“We both come from a similar background. However, I was never that ambitious. It was challenging to connect to that character as it touches me. I had to portray some of my lifetime events, in order to perform it that way,” he added.
aAuthority of police officers at Sacred Games
While the show shows the past of the crime lord’s life, it also spotlighted the life of the decent police officer Sartaj Singh, who despite severe depression, spends his days looking for a way to save the city from the total destruction he was tipped with it.
Changing his regular look, Saif Ali Khan had a long heavy beard, and put on some extra kilos, in order to portray the perfect image of a police officer who was just dumped by his wife, whom he loves the most, and challenged by his superiors to solve the case, especially after he finds out that his dad is somehow connected to the criminal.
He also added that the role highlights corruption cases of authorities in India, as the character tries to overcome corruption cases he is faced to overcome through solving the issue.
Khan believes that there Sartaj is a heroic character despite all of the burdens surrounding him in the show.
“Despite always being treated as an outsider, an isolated person and a loner, the character always seeks to solve his problems, which are a lot, and save the city at the same time, and that made the character interesting for me,” Khan said.
According to Khan, the main challenge of the role was to adapt to the character he performs, which is unlike him most of the time.

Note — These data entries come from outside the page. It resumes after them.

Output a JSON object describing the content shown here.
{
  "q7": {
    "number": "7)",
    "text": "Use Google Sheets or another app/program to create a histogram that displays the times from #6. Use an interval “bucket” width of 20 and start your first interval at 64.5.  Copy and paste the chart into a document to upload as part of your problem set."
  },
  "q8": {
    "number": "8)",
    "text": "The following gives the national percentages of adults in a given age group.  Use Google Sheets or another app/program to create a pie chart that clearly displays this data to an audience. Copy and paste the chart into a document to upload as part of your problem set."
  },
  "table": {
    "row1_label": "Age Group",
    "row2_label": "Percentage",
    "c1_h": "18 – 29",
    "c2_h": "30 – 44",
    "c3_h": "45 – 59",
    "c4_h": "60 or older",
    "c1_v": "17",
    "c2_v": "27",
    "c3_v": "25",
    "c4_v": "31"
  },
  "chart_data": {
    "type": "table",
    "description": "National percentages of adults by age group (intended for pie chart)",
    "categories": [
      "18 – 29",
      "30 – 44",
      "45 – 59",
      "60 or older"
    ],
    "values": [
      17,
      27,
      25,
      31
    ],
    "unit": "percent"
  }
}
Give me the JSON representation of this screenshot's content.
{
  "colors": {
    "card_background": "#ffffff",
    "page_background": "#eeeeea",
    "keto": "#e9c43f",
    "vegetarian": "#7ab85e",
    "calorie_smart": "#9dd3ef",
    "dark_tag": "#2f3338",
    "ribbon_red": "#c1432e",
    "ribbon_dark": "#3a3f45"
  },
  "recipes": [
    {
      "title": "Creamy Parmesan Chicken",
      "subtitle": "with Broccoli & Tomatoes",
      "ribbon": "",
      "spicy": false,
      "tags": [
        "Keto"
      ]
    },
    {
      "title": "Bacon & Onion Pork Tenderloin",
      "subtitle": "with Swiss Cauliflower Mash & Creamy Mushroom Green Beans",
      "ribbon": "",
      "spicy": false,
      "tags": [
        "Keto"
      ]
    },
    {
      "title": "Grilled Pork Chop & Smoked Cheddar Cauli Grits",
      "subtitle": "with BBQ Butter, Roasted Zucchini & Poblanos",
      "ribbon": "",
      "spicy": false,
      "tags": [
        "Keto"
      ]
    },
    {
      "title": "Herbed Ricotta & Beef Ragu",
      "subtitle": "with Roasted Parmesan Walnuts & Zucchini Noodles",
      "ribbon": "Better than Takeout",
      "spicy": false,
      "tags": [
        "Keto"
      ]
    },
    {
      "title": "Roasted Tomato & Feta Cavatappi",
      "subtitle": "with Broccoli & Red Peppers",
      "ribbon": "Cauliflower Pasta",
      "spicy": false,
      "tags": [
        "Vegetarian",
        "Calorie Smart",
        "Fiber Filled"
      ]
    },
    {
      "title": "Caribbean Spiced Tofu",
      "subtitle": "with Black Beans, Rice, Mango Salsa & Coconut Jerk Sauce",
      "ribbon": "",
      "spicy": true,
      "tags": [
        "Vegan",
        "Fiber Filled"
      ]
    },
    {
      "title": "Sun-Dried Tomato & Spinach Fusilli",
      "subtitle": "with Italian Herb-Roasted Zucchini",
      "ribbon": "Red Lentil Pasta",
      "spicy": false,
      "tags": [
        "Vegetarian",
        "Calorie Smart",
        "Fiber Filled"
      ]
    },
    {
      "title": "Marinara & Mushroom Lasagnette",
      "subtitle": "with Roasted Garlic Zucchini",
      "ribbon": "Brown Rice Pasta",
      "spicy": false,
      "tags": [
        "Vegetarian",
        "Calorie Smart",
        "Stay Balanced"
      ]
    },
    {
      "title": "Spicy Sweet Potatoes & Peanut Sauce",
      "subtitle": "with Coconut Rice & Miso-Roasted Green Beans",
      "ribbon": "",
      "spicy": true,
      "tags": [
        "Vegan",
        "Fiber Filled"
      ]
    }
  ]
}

“I needed time to adapt to the fact that he is a depressed person, and at the same time he is angry with his surrounding system and aims to change it, which are two contradicting feelings,” he explains.